Ayers House: Possibly one of the best examples of colonial regency architecture in Australia, the home of former South Australian Premier Sir Henry Ayers (for whom Ayers Rock was named) is now managed by the National Trust and features carefully restored period rooms. Guided tours are available from March 2016. The museum also hosts regular exhibitions. (288 North Terrace, open Tuesday through Friday from 10 a.m. to 4 p.m.; weekends and public holidays from 1 p.m. to 4 p.m.)

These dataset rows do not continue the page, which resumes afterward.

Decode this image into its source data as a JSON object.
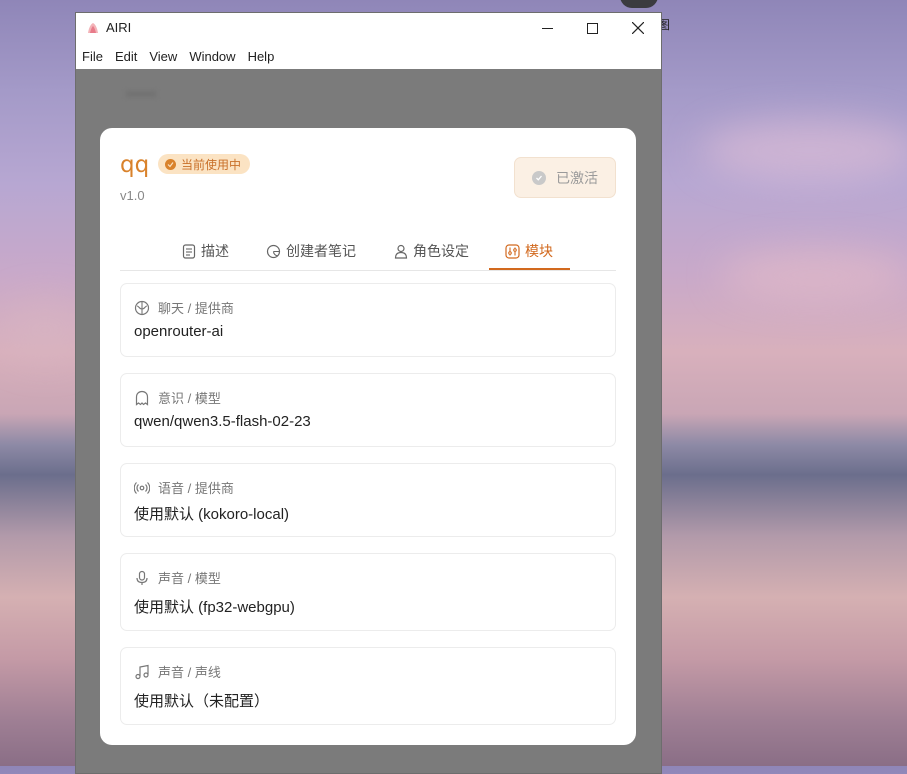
{
  "window": {
    "title": "AIRI",
    "menu": [
      "File",
      "Edit",
      "View",
      "Window",
      "Help"
    ]
  },
  "desktop": {
    "icon_label": "图"
  },
  "card": {
    "name": "qq",
    "status_badge": "当前使用中",
    "version": "v1.0",
    "activated_label": "已激活",
    "tabs": [
      {
        "label": "描述",
        "icon": "file-text-icon"
      },
      {
        "label": "创建者笔记",
        "icon": "sticky-note-icon"
      },
      {
        "label": "角色设定",
        "icon": "user-icon"
      },
      {
        "label": "模块",
        "icon": "sliders-icon"
      }
    ],
    "active_tab": "模块",
    "modules": [
      {
        "label": "聊天 / 提供商",
        "value": "openrouter-ai",
        "icon": "brain-icon"
      },
      {
        "label": "意识 / 模型",
        "value": "qwen/qwen3.5-flash-02-23",
        "icon": "ghost-icon"
      },
      {
        "label": "语音 / 提供商",
        "value": "使用默认 (kokoro-local)",
        "icon": "broadcast-icon"
      },
      {
        "label": "声音 / 模型",
        "value": "使用默认 (fp32-webgpu)",
        "icon": "microphone-icon"
      },
      {
        "label": "声音 / 声线",
        "value": "使用默认（未配置）",
        "icon": "music-note-icon"
      }
    ]
  },
  "colors": {
    "accent": "#d2691e",
    "badge_bg": "#fbe3c3",
    "activated_bg": "#fbf0e4"
  }
}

The National Wine Centre of Australia: Wine enthusiasts will appreciate the Wine Discovery Journey, an interactive display that lets visitors make their own virtual wines. Set in an architecturally stunning building, this Australian wine industry showcase examines everything from the challenges of winemaking to the pure enjoyment of drinking fine Australian wine. Visitors learn the role that wine has played in history, the position of Australian wine in today's international market and the relationship between food and wine. Tour and tastings 10 a.m. to 5 p.m. (corner of Botanic and Hackney Roads, open Monday through Friday from 8 a.m. to 7 p.m. and Saturday, Sunday and Public Holidays from 9 a.m. to 7 p.m.)
Tandanya: Australia's first major Aboriginal cultural center features contemporary and traditional Aboriginal performing and visual arts. The Centre has rotating exhibitions and an extensive gift shop. (253 Grenfell Street, City Centre, open Monday to Saturday from 9 a.m. to 4 p.m., free to the galleries and gallery shop)

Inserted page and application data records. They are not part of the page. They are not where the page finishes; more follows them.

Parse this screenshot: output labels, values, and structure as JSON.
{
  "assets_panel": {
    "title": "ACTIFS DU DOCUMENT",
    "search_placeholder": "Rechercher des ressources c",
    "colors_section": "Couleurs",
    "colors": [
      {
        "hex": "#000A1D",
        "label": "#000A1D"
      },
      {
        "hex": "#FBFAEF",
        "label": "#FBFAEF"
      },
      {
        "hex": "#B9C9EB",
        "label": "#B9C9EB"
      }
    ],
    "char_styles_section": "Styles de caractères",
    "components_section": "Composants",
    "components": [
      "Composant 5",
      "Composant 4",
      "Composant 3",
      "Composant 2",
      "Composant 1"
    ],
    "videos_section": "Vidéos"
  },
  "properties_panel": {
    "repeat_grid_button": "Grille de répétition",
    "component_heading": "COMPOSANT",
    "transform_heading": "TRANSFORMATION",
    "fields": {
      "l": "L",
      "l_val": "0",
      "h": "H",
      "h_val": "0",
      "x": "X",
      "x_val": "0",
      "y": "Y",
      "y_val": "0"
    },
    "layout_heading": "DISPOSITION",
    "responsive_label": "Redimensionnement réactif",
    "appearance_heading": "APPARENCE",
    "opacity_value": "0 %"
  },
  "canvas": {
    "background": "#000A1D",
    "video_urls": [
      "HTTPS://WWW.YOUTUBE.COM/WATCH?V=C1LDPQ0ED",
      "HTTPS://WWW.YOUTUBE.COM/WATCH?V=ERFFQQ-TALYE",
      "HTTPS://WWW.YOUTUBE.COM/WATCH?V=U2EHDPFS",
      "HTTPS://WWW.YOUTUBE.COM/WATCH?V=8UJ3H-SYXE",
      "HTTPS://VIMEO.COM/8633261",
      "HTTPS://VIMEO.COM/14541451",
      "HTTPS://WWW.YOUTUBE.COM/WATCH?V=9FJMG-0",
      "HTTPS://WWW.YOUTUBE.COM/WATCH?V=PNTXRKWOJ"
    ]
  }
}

Jam Factory Craft & Design Centre: These award-winning shops feature contemporary art, glass, jewelry and crafts by local artists. (locations on Rundle Mall and 19 Morphett Street, City Centre and Seppeltsfield Road, Seppeltsfield)
Botanic Gardens: Established in 1855, the 50-acre site features artificial lakes, a tropical rainforest and more. The Garden's Bicentennial Conservatory is the largest single span conservatory in the southern hemisphere. Free 1.5-hour tours of the gardens are offered daily from the Visitor Informaton Centre, Schomburgk Pavilion at 10:30 a.m. A restaurant, cafe and snack kiosk are also located on the site. (North Terrace, City Centre)
Cleland Wildlife Park: This park conserves a vital area of natural bushland in the Adelaide Hills, located 20 minutes southeast of the city center. Visitors can walk among kangaroos, emus, koalas and an aviary of native birds. (365 Mount Lofty Summit Road, daily from 9:30 a.m. to 5 p.m.)